Five Americans and an Afghan interpreter were killed Saturday when their vehicle hit a roadside bomb in Afghanistan's Kandahar province, according to the NATO-led International Security Assistance Force (ISAF) and local officials.
David Lakin, a spokesman for the U.S. military in Afghanistan, confirmed the U.S. deaths in the bombing.
Two more ISAF troops were killed Saturday in a so-called insider attack in western Afghanistan, according to a coalition news release. The two victims were Americans who died after an Afghan National Army soldier fired on coalition troops, an ISAF statement reads. Another coalition servicemember was killed in northern Afghanistan, though ISAF did not immediately say where the attack took place or which country the servicemember is from.
Insider attacks, where Afghan troops turn their weapons on their international counterparts, have been an increasing problem over the last year and accounted for about 15 percent of coalition deaths in 2012.
The bombing, which occurred in Maiwand district, according to a statement from the Kandahar provincial government, comes just four days after three British troops were killed by a bomb in Helmand province.
While the U.S. and its allies have been ramping up the armor on military vehicles over the years, better protecting troops from bombs, insurgents have been trying to keep pace by making bigger, deadlier bombs. The bombs, or improvised explosive devices --- often plastic jugs filled with fertilizer --- have been the biggest killer of international troops in Afghanistan since the U.S. invaded the country in 2001.
The massive blast that killed the British troops also killed nine Afghans and injured six more British troops. The deaths were met with shock in Britain because the troops were traveling in a 15-ton Mastiff troop carrier, one of the most heavily armored vehicles in the British fleet. It was the first time British troops in Afghanistan were killed in a Mastiff.
Helmand and Kandahar provinces are considered the cradle of the Taliban and have been by far the deadliest provinces for coalition troops over the course of the war.
While coalition deaths are down significantly from the same time period last year, they have been rising steadily with the traditional start to Afghanistan’s fighting season. Saturday’s blast brings the total number of international troops killed since the beginning of April to 23, and 50 for the year.

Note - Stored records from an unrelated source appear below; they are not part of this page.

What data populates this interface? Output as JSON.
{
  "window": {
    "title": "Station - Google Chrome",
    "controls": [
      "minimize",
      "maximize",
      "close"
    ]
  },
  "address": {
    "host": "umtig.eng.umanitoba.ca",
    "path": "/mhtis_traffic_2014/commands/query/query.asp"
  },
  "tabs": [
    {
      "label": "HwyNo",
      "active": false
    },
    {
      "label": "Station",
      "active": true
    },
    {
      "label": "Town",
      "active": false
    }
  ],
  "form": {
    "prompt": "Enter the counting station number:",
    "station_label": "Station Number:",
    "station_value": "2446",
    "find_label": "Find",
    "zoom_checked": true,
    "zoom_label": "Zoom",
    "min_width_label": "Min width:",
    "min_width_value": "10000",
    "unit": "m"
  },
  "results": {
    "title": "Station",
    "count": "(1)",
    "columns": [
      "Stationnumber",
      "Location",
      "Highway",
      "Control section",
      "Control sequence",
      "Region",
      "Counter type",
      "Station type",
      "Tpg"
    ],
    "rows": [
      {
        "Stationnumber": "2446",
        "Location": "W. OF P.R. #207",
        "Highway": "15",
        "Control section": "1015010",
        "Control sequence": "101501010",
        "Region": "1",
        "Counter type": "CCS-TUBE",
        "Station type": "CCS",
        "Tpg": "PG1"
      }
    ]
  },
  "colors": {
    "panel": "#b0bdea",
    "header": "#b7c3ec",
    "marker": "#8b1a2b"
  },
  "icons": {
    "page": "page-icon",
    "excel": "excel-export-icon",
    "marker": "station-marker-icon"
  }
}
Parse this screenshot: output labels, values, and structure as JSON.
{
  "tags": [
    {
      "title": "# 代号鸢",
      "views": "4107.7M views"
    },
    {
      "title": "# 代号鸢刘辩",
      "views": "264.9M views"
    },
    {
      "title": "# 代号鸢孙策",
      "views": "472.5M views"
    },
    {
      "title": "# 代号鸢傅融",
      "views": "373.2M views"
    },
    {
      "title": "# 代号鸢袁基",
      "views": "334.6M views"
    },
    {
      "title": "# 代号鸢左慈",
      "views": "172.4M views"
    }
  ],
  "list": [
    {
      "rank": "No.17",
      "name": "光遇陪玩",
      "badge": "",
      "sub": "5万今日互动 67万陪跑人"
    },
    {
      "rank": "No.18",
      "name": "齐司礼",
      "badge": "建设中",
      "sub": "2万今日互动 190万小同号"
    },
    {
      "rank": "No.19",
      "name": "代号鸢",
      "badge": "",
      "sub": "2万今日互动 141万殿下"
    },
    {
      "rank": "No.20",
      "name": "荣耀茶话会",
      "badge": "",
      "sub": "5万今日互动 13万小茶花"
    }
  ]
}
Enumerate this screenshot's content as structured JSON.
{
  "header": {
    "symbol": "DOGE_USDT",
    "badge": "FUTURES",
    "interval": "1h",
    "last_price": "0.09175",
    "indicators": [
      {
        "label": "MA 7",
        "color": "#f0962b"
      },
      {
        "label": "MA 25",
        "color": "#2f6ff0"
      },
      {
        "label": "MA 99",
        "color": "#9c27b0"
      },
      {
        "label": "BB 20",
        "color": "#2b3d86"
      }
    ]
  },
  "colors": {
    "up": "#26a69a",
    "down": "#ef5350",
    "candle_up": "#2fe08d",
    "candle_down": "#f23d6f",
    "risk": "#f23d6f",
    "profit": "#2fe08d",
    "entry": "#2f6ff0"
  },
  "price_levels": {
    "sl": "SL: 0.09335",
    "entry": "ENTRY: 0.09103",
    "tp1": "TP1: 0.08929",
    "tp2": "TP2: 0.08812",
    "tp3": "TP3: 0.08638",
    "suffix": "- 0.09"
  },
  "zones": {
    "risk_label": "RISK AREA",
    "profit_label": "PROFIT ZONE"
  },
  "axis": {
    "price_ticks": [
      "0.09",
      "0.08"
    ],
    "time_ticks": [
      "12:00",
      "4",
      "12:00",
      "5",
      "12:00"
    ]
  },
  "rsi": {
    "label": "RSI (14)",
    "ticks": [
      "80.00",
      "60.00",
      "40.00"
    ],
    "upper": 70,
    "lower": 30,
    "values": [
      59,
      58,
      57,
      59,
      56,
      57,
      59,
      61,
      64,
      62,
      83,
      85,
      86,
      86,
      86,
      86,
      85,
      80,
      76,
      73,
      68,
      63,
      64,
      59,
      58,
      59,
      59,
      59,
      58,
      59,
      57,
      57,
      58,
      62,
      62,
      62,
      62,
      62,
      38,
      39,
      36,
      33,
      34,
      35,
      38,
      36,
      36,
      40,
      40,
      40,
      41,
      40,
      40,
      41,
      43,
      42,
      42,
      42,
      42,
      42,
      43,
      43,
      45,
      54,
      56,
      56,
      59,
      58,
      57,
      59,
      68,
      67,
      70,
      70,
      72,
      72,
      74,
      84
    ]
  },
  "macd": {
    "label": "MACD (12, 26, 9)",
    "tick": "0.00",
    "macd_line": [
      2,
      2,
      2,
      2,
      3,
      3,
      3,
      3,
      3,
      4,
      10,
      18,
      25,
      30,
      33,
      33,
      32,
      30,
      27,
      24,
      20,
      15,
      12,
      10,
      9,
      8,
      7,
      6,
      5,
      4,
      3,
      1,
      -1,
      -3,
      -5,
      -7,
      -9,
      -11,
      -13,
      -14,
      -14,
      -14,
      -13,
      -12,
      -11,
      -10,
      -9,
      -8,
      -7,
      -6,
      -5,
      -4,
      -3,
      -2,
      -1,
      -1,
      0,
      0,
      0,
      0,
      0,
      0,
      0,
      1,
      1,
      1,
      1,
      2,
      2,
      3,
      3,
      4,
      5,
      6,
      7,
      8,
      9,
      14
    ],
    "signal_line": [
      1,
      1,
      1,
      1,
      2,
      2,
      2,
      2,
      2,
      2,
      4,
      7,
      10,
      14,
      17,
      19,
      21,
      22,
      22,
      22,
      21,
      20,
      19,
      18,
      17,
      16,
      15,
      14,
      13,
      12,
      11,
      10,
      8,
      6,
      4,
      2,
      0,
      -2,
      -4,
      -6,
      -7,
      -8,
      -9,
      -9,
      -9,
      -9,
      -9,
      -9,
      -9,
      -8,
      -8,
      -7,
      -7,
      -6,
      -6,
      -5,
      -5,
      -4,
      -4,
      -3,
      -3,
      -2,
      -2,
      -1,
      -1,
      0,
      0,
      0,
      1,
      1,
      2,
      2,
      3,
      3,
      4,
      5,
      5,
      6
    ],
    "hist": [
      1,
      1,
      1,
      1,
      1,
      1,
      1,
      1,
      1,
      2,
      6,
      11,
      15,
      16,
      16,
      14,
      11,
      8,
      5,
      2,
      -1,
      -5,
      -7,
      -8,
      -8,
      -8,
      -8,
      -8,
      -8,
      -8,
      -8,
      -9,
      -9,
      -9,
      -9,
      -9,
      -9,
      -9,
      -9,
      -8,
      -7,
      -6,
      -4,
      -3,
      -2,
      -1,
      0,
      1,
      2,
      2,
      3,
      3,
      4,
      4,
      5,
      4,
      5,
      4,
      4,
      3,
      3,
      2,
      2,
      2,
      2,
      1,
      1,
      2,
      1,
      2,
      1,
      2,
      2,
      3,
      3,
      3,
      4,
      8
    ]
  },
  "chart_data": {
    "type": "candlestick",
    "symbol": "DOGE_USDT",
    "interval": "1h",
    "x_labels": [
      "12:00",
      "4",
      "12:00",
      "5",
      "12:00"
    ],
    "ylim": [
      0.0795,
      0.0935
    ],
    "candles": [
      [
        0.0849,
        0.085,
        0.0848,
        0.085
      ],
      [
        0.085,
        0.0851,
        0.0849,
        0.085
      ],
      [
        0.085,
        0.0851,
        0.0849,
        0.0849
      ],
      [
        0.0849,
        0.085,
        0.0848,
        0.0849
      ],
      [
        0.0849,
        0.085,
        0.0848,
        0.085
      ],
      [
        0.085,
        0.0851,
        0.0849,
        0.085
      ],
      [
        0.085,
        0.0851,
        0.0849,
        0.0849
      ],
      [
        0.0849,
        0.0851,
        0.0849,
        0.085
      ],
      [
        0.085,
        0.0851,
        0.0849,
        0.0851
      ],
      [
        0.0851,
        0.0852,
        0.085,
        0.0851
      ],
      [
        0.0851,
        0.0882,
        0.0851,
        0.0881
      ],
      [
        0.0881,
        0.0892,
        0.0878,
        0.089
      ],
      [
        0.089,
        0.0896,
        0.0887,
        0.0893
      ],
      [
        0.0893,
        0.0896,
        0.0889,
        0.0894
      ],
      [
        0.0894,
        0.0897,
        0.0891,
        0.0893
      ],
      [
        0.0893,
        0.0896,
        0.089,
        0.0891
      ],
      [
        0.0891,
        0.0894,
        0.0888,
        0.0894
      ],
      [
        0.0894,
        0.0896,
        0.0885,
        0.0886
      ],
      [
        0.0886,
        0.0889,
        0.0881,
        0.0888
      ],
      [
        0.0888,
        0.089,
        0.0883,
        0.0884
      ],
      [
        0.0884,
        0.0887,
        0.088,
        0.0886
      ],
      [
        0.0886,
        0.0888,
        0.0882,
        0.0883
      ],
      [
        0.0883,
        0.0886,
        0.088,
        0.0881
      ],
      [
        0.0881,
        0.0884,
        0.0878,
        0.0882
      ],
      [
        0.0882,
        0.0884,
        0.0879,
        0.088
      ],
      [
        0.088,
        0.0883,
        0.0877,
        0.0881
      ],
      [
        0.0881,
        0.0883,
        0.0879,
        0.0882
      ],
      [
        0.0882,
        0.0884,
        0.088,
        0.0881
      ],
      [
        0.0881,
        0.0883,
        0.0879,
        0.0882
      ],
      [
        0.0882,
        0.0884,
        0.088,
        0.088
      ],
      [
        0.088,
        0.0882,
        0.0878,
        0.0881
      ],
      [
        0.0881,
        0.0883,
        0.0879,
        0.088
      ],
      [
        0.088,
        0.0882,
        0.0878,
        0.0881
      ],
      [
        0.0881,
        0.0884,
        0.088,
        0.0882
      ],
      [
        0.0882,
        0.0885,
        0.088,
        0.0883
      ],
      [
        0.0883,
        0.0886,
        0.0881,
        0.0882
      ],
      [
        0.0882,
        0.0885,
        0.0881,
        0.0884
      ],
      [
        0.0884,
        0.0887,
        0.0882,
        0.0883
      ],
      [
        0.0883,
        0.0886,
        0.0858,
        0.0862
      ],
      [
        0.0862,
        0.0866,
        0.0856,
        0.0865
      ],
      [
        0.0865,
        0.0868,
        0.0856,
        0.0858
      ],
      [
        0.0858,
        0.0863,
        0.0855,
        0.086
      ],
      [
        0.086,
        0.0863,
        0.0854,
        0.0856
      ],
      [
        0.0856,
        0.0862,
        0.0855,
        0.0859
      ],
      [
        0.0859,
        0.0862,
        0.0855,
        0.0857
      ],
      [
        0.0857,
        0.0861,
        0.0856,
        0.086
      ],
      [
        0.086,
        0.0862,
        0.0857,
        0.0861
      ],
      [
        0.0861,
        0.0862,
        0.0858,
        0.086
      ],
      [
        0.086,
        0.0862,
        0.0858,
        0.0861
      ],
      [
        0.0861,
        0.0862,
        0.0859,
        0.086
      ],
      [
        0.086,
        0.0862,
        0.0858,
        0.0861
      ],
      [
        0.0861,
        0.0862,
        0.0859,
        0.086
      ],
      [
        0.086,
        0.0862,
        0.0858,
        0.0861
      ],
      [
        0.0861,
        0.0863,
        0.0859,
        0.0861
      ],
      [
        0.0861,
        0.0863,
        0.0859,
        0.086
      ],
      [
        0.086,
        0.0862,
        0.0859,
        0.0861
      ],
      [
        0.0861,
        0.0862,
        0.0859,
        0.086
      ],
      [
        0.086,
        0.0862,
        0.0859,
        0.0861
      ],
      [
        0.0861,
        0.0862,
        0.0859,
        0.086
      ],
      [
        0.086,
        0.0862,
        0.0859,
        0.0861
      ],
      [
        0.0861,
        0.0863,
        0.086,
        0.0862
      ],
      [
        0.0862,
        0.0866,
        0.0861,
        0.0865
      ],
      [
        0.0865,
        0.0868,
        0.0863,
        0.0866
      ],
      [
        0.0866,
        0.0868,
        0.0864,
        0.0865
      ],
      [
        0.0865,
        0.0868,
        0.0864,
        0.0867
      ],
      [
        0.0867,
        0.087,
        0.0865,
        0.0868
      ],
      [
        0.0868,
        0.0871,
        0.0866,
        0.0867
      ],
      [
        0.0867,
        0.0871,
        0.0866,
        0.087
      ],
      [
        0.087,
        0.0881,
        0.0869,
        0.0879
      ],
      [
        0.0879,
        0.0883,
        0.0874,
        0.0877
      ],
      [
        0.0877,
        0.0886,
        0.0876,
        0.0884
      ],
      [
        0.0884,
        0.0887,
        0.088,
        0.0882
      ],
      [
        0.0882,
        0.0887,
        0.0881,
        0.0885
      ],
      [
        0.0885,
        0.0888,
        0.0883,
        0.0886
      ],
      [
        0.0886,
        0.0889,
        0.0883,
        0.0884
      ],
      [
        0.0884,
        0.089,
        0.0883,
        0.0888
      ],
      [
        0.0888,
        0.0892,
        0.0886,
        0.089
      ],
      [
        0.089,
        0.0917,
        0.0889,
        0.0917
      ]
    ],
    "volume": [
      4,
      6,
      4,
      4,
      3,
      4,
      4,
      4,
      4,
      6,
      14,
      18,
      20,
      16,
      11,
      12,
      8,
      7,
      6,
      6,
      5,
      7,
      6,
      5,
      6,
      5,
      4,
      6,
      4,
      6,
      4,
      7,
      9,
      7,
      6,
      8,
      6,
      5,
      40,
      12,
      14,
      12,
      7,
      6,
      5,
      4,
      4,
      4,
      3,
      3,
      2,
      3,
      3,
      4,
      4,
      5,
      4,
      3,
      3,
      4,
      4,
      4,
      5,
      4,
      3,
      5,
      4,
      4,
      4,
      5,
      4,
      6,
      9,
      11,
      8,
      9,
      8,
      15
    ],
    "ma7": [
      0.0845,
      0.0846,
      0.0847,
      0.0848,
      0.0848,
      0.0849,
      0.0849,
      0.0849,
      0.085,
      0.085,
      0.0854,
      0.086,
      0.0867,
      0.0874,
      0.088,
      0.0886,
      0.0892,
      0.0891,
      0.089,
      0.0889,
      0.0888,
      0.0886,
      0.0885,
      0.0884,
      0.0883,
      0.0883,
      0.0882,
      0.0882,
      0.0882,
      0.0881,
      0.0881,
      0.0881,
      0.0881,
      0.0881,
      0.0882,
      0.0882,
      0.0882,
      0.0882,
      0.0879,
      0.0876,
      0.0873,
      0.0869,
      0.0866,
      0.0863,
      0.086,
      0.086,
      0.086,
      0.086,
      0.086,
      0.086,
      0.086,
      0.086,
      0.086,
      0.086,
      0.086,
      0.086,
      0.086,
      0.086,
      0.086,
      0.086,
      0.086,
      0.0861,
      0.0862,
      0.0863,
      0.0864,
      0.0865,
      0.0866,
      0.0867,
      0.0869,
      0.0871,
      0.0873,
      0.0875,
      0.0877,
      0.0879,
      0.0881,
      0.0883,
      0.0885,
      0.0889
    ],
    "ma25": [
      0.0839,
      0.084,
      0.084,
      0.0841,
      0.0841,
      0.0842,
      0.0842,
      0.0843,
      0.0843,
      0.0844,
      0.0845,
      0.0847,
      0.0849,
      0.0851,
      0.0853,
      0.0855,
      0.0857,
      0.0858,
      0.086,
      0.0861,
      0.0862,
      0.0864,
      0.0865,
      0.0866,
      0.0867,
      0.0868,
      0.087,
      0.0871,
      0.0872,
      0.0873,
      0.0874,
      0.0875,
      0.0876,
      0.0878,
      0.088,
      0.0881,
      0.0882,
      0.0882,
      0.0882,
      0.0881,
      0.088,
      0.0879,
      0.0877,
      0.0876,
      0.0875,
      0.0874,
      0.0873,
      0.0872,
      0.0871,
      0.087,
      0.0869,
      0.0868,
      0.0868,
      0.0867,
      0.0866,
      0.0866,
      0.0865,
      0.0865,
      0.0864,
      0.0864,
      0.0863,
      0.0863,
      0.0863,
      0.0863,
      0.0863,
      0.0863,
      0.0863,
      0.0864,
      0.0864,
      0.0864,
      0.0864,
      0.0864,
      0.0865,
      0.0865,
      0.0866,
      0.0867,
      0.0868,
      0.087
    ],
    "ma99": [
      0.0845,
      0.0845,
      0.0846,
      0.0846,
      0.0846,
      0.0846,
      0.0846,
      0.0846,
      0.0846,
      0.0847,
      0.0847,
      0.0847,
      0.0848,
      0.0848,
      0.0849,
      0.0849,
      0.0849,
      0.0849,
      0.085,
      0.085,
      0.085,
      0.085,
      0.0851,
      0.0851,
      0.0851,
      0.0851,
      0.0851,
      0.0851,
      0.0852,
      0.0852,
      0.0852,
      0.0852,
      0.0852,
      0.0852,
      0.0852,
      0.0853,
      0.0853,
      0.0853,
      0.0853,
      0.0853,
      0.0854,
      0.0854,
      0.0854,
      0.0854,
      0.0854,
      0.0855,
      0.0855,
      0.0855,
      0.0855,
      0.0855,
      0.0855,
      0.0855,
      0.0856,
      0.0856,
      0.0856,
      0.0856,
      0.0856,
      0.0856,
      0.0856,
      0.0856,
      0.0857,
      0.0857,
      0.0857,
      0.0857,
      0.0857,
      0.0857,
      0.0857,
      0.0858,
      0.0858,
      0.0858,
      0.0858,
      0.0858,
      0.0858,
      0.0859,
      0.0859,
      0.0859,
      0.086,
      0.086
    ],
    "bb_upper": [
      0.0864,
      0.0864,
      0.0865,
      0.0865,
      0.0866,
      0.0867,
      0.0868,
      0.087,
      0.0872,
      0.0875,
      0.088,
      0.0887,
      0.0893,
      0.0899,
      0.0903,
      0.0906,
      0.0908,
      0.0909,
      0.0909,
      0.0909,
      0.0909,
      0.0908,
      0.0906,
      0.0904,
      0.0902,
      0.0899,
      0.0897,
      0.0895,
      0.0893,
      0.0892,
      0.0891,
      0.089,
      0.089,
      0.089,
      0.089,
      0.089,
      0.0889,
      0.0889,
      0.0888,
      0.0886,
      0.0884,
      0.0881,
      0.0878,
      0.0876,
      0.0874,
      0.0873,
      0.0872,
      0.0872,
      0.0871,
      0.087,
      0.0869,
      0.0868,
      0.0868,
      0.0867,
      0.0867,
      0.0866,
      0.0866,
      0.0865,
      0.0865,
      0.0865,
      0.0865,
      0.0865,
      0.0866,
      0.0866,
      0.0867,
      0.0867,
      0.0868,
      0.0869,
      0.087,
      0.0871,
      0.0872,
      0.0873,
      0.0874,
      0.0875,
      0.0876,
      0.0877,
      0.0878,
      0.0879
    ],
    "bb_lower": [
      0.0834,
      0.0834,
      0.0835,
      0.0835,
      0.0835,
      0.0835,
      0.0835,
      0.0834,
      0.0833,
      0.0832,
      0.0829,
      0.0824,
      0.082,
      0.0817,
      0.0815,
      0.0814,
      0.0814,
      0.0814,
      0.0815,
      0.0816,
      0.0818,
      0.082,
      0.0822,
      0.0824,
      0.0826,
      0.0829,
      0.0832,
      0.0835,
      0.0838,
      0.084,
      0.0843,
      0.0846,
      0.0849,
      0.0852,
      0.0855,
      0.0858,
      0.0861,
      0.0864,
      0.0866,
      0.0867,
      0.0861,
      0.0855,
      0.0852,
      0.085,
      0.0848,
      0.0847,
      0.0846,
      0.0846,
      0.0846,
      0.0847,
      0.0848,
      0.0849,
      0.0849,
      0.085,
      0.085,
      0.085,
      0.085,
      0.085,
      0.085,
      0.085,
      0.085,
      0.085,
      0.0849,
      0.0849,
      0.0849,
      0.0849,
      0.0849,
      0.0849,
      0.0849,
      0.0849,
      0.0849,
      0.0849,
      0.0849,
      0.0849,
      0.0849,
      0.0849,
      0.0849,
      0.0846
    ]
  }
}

An additional seven civilians were also killed when a Boeing 747-400 hauling cargo in support of the NATO mission in Afghanistan crashed Monday at Bagram Airfield, one of the main military logistics hubs for the country.
Stars and Stripes reporter Alex Pena contributed to this report.